What the task requires: Your output is the line containing "Decode this image" plus every line after it in the listing, reproduced exactly.

Records for this exercise:

—————

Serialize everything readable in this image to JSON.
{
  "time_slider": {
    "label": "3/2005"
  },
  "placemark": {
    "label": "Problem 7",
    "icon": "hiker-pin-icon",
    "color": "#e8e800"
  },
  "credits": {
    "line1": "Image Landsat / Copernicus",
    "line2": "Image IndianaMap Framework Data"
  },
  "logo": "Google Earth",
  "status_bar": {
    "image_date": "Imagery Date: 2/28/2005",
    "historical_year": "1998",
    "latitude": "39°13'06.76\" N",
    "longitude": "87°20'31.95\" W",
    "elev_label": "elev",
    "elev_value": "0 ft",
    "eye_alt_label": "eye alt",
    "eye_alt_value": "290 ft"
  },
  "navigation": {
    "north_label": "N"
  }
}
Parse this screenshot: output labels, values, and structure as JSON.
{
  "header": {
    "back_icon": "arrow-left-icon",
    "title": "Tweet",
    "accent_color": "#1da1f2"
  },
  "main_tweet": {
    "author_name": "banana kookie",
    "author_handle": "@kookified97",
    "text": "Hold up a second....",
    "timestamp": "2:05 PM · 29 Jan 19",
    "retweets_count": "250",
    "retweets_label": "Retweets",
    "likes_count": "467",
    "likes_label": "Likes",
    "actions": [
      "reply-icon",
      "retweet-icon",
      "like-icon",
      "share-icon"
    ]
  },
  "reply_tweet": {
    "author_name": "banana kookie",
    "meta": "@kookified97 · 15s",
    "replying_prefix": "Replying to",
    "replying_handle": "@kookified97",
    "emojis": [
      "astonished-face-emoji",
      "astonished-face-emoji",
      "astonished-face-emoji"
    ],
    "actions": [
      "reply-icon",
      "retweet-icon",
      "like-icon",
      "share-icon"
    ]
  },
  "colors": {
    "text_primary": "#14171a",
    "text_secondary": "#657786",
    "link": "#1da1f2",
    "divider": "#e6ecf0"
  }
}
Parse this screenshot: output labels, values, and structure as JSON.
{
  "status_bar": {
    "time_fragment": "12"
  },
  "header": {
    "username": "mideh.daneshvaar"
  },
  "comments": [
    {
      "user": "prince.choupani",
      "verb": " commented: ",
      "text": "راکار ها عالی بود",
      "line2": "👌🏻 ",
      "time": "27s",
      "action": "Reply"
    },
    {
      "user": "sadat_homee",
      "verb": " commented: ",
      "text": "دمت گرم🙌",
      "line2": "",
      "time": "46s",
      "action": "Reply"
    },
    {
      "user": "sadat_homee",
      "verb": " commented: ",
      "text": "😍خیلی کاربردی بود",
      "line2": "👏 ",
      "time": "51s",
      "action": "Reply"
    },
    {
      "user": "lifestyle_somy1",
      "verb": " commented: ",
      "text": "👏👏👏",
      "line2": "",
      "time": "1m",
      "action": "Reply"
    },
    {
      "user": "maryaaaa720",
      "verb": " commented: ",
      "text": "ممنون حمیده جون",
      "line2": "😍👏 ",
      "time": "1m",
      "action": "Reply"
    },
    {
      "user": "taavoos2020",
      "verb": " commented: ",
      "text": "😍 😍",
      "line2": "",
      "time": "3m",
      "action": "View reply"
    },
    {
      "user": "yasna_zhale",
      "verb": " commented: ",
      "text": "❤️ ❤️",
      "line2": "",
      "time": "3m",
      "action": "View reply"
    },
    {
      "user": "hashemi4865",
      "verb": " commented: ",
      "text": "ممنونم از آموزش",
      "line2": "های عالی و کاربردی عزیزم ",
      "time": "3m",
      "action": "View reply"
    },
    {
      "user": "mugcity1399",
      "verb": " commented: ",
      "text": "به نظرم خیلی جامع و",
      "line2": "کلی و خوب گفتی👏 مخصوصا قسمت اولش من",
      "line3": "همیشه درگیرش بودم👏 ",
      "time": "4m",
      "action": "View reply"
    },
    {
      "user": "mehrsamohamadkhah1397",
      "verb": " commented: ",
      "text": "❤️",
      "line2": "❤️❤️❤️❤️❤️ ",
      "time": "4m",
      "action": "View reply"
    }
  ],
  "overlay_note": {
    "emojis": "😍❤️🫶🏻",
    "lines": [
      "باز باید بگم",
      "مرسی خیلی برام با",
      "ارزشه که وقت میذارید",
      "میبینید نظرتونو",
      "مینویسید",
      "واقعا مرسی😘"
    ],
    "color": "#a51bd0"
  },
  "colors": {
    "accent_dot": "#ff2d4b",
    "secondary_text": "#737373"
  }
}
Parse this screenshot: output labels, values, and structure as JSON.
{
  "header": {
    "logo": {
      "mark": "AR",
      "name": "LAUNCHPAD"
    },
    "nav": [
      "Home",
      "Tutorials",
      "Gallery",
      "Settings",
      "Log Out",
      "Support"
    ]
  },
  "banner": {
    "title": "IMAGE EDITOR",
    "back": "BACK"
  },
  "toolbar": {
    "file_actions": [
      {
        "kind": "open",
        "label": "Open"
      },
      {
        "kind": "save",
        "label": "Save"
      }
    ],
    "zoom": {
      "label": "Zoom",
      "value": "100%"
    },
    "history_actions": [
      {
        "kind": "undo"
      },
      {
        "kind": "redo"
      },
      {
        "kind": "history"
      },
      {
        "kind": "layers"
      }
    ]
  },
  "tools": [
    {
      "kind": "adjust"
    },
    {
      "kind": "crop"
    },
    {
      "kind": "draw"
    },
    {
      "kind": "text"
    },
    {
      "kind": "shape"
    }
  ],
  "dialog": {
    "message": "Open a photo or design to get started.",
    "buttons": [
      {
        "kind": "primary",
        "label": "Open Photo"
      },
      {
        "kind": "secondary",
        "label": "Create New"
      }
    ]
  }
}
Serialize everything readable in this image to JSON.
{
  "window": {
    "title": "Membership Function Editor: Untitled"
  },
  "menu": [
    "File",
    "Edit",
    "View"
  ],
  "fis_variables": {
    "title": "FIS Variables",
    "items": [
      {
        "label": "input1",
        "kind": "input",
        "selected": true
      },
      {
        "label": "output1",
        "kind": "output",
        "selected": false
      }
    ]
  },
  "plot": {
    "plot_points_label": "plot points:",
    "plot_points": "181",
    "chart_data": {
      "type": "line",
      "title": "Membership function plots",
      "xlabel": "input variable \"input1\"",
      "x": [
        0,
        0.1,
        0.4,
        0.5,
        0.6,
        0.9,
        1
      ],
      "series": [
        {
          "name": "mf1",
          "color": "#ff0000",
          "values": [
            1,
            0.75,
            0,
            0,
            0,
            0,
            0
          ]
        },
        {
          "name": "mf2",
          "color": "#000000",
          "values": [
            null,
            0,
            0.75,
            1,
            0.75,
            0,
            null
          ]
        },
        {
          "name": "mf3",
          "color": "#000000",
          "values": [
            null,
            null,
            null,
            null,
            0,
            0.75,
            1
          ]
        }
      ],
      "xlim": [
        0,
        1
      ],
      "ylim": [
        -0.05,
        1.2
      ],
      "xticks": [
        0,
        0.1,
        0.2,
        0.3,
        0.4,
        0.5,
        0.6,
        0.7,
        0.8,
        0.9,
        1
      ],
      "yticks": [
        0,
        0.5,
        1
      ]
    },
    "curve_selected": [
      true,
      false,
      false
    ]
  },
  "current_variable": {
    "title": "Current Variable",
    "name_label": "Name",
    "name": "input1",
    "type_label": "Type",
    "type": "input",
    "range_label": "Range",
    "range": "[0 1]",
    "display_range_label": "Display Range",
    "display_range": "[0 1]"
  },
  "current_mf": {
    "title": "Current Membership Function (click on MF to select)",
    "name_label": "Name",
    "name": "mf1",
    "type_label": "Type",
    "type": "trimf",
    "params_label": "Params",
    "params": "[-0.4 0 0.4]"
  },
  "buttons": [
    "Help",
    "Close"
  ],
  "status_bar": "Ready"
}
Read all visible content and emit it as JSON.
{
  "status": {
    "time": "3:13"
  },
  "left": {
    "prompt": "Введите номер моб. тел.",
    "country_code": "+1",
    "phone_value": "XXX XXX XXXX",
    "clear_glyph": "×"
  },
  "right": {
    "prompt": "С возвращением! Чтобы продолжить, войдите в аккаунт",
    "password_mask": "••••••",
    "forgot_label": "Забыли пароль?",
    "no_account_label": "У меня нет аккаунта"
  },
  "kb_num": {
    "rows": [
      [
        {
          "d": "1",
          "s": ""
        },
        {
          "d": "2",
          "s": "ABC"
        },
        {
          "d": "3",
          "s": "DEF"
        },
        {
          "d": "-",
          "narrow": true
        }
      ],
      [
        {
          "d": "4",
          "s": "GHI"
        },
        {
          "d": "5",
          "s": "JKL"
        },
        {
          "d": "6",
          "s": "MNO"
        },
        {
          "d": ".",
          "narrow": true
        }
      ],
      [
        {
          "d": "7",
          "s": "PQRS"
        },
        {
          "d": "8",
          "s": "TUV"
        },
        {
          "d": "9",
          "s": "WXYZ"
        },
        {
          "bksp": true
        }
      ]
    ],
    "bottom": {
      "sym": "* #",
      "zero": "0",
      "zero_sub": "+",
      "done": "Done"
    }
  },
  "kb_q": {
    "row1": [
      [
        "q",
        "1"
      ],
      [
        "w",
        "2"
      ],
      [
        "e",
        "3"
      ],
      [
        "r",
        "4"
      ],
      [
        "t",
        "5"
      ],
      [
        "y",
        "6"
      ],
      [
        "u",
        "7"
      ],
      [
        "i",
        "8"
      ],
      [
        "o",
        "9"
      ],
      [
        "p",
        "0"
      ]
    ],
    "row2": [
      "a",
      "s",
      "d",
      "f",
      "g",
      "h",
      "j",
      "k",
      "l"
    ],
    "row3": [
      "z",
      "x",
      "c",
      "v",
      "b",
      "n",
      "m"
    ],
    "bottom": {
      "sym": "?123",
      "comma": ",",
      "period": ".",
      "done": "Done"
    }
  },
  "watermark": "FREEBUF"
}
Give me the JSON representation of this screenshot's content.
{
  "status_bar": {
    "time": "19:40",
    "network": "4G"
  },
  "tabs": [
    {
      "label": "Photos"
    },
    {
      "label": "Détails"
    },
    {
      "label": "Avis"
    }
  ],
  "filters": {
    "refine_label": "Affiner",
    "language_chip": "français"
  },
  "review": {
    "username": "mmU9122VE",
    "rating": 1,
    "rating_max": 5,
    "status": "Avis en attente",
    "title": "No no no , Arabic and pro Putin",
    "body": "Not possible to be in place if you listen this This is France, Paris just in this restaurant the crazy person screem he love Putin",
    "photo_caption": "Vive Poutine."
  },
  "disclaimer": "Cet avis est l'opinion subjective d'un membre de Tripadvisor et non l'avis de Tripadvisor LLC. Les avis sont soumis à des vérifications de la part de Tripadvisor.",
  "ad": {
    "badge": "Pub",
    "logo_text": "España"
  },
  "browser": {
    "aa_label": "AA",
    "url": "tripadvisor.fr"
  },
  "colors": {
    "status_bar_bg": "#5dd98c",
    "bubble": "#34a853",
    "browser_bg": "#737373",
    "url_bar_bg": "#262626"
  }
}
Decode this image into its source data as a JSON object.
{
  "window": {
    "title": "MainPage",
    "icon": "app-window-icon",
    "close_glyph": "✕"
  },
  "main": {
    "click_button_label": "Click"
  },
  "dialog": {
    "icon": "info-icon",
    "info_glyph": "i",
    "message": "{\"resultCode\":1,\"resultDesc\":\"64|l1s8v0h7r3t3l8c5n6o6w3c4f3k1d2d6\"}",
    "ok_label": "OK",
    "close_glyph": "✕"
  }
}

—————

Task response:
Decode this image into its source data as a JSON object.
{
  "window": {
    "title": "MainPage",
    "icon": "app-window-icon",
    "close_glyph": "✕"
  },
  "main": {
    "click_button_label": "Click"
  },
  "dialog": {
    "icon": "info-icon",
    "info_glyph": "i",
    "message": "{\"resultCode\":1,\"resultDesc\":\"64|l1s8v0h7r3t3l8c5n6o6w3c4f3k1d2d6\"}",
    "ok_label": "OK",
    "close_glyph": "✕"
  }
}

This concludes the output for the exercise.